Retype the data exactly, so that every line matches the original.

Dataset rows for apps and sites ▸
* * * *

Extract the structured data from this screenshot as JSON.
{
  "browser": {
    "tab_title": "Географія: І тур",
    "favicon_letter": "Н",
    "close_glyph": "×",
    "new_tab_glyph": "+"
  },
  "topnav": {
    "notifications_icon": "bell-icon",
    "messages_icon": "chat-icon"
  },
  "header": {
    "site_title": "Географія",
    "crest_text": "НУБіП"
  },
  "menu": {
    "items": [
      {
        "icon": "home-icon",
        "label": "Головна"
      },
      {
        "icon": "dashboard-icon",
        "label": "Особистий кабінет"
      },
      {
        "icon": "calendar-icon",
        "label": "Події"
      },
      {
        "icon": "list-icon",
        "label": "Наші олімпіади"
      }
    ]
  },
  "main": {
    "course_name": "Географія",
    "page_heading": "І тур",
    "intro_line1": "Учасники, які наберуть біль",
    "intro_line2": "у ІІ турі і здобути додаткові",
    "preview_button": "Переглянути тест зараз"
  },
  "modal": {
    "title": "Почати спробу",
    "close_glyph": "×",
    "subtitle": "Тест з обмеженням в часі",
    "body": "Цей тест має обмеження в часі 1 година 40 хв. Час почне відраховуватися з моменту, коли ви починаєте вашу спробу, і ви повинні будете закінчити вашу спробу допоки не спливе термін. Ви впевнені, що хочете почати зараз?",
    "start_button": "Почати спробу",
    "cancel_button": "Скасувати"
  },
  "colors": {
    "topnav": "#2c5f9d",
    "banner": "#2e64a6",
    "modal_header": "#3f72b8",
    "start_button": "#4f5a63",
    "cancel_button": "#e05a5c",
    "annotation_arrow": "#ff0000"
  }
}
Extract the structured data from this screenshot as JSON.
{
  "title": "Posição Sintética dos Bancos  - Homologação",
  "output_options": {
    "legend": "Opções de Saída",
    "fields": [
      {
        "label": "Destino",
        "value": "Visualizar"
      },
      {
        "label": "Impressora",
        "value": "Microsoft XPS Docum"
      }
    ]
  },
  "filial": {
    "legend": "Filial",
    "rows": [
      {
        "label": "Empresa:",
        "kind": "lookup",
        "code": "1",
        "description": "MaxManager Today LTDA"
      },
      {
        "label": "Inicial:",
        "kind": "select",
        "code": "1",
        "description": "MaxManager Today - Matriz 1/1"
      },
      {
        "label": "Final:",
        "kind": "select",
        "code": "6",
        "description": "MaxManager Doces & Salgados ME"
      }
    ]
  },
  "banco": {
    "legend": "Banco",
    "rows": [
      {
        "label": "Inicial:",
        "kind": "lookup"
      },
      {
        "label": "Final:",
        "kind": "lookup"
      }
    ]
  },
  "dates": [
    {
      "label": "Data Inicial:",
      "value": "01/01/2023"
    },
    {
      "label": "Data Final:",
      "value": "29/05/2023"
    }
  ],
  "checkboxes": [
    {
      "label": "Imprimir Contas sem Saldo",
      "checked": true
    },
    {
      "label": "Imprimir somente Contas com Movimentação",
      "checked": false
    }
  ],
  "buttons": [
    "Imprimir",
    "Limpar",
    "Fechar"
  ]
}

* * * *

Exercise response ▸
Extract the structured data from this screenshot as JSON.
{
  "browser": {
    "tab_title": "Географія: І тур",
    "favicon_letter": "Н",
    "close_glyph": "×",
    "new_tab_glyph": "+"
  },
  "topnav": {
    "notifications_icon": "bell-icon",
    "messages_icon": "chat-icon"
  },
  "header": {
    "site_title": "Географія",
    "crest_text": "НУБіП"
  },
  "menu": {
    "items": [
      {
        "icon": "home-icon",
        "label": "Головна"
      },
      {
        "icon": "dashboard-icon",
        "label": "Особистий кабінет"
      },
      {
        "icon": "calendar-icon",
        "label": "Події"
      },
      {
        "icon": "list-icon",
        "label": "Наші олімпіади"
      }
    ]
  },
  "main": {
    "course_name": "Географія",
    "page_heading": "І тур",
    "intro_line1": "Учасники, які наберуть біль",
    "intro_line2": "у ІІ турі і здобути додаткові",
    "preview_button": "Переглянути тест зараз"
  },
  "modal": {
    "title": "Почати спробу",
    "close_glyph": "×",
    "subtitle": "Тест з обмеженням в часі",
    "body": "Цей тест має обмеження в часі 1 година 40 хв. Час почне відраховуватися з моменту, коли ви починаєте вашу спробу, і ви повинні будете закінчити вашу спробу допоки не спливе термін. Ви впевнені, що хочете почати зараз?",
    "start_button": "Почати спробу",
    "cancel_button": "Скасувати"
  },
  "colors": {
    "topnav": "#2c5f9d",
    "banner": "#2e64a6",
    "modal_header": "#3f72b8",
    "start_button": "#4f5a63",
    "cancel_button": "#e05a5c",
    "annotation_arrow": "#ff0000"
  }
}
Extract the structured data from this screenshot as JSON.
{
  "title": "Posição Sintética dos Bancos  - Homologação",
  "output_options": {
    "legend": "Opções de Saída",
    "fields": [
      {
        "label": "Destino",
        "value": "Visualizar"
      },
      {
        "label": "Impressora",
        "value": "Microsoft XPS Docum"
      }
    ]
  },
  "filial": {
    "legend": "Filial",
    "rows": [
      {
        "label": "Empresa:",
        "kind": "lookup",
        "code": "1",
        "description": "MaxManager Today LTDA"
      },
      {
        "label": "Inicial:",
        "kind": "select",
        "code": "1",
        "description": "MaxManager Today - Matriz 1/1"
      },
      {
        "label": "Final:",
        "kind": "select",
        "code": "6",
        "description": "MaxManager Doces & Salgados ME"
      }
    ]
  },
  "banco": {
    "legend": "Banco",
    "rows": [
      {
        "label": "Inicial:",
        "kind": "lookup"
      },
      {
        "label": "Final:",
        "kind": "lookup"
      }
    ]
  },
  "dates": [
    {
      "label": "Data Inicial:",
      "value": "01/01/2023"
    },
    {
      "label": "Data Final:",
      "value": "29/05/2023"
    }
  ],
  "checkboxes": [
    {
      "label": "Imprimir Contas sem Saldo",
      "checked": true
    },
    {
      "label": "Imprimir somente Contas com Movimentação",
      "checked": false
    }
  ],
  "buttons": [
    "Imprimir",
    "Limpar",
    "Fechar"
  ]
}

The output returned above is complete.